"For me, 1960 or thereabouts was a time to take another look at the philosophy and art of the Orient, particularly Japanese art that I had become familiar with in my youth.
"Through my travels and my studies of traditional Japanese Arts, I was able to reaffirm my conviction in the Oriental view of nature which sees man as one part of nature, a part that must live in harmony with the rest of nature."
"From 1960 on, I attempted to express this relationship between man and nature in my works. My sumi drawings are a direct response to nature; my fountain sculptures are an attempt to unify water, the life force of the universe that flows in an elusive cyclical course throughout eternity, with an immutable metal sculpture." --George Tsutakawa
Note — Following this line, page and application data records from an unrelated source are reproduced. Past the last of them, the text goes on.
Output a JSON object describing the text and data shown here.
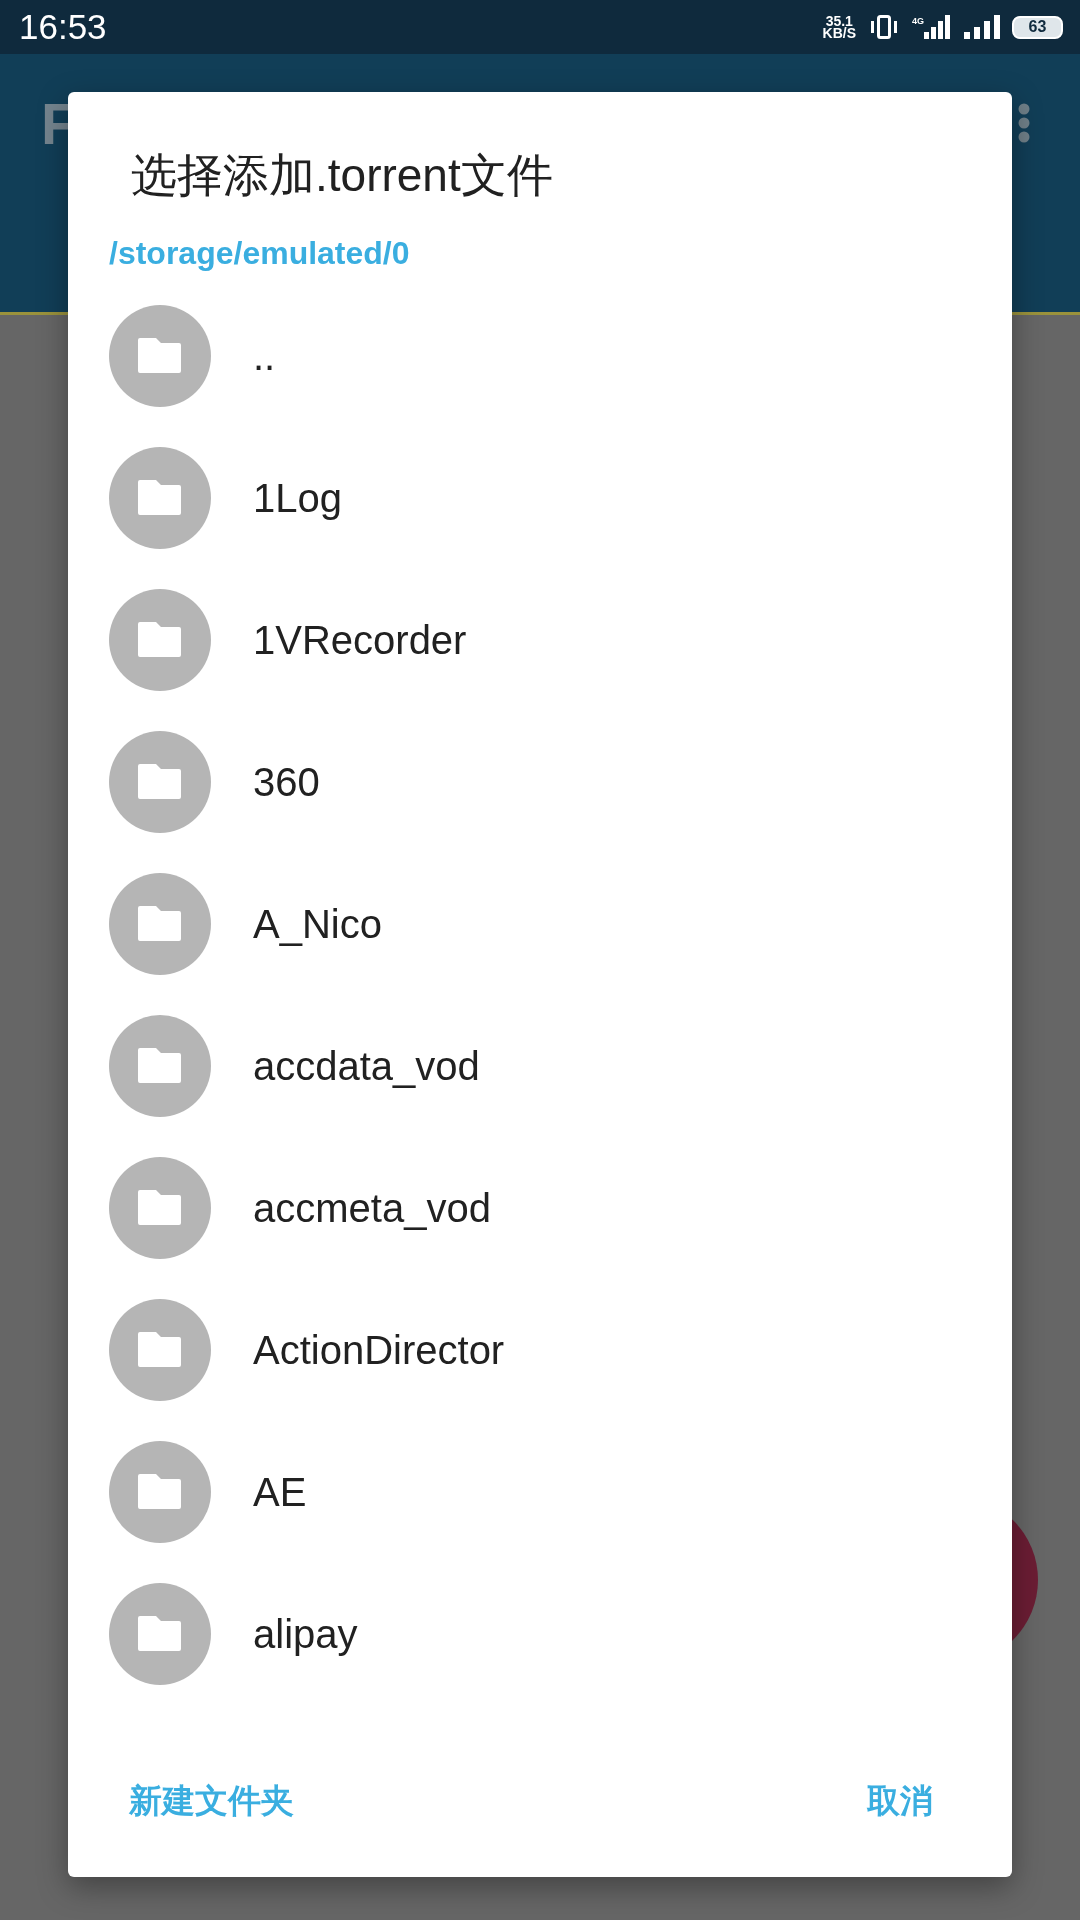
{
  "status_bar": {
    "time": "16:53",
    "net_speed": "35.1",
    "net_speed_unit": "KB/S",
    "network_type": "4G",
    "battery": "63"
  },
  "app_bar": {
    "title": "F"
  },
  "dialog": {
    "title": "选择添加.torrent文件",
    "path": "/storage/emulated/0",
    "items": [
      {
        "name": ".."
      },
      {
        "name": "1Log"
      },
      {
        "name": "1VRecorder"
      },
      {
        "name": "360"
      },
      {
        "name": "A_Nico"
      },
      {
        "name": "accdata_vod"
      },
      {
        "name": "accmeta_vod"
      },
      {
        "name": "ActionDirector"
      },
      {
        "name": "AE"
      },
      {
        "name": "alipay"
      }
    ],
    "buttons": [
      {
        "label": "新建文件夹"
      },
      {
        "label": "取消"
      }
    ]
  }
}
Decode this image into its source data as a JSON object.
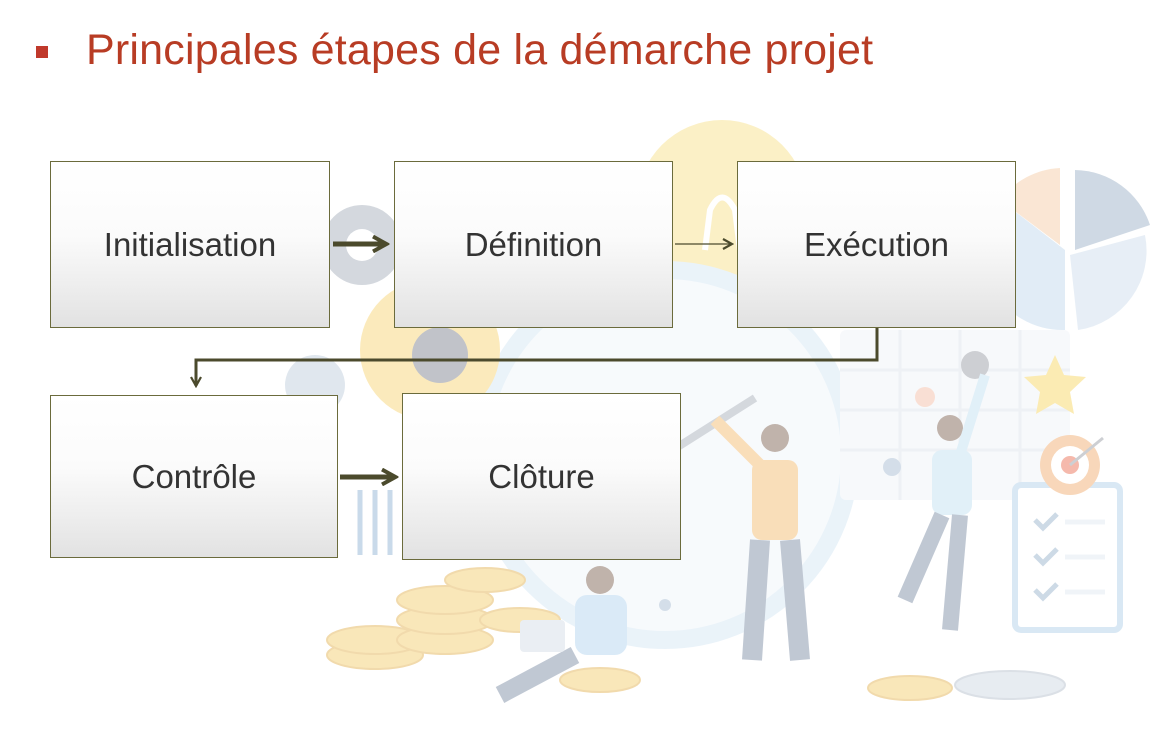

Tsutakawa was born in Seattle in 1910 and spent his teenage years living in Japan. In 1932 he studied as an art major at the University of Washington with sculptors Dudley Pratt and Alexander Archipenko.
George Tsutakawa’s works blend Easten and Westen cultural influences in both design and subject, though he hoped to ultimately transcend specific cultural references. Both organic and abstract, his works suggest living forms. With many of his smaller sculptures, the composition centers around an open space and evokes both figurative and totemic shapes.
As a sculptor and painter, George Tsutakawa is best known for sixty some public fountains he created that have been installed in North America and Japan including "Fountain of Wisdom" designed for the plaza of the main library in downtown Seattle in 1958.
"A Review of Reflection and Abstraction: George Tsutakawa Centennial", A review by Nagisa Leonard for the International Examiner
"An Exhibit Brings Together Tsutakawas Past and Present", An article by Ronald Holden for Crosscut.com
"Review: Tsutakawas' Compelling Works Are Shown Together in Seattle Exhibition", A review by Gaile Clemens in the Seattle Times
"George Tsutakawa, 1947" An essay from the University of Washington research showcase, 1997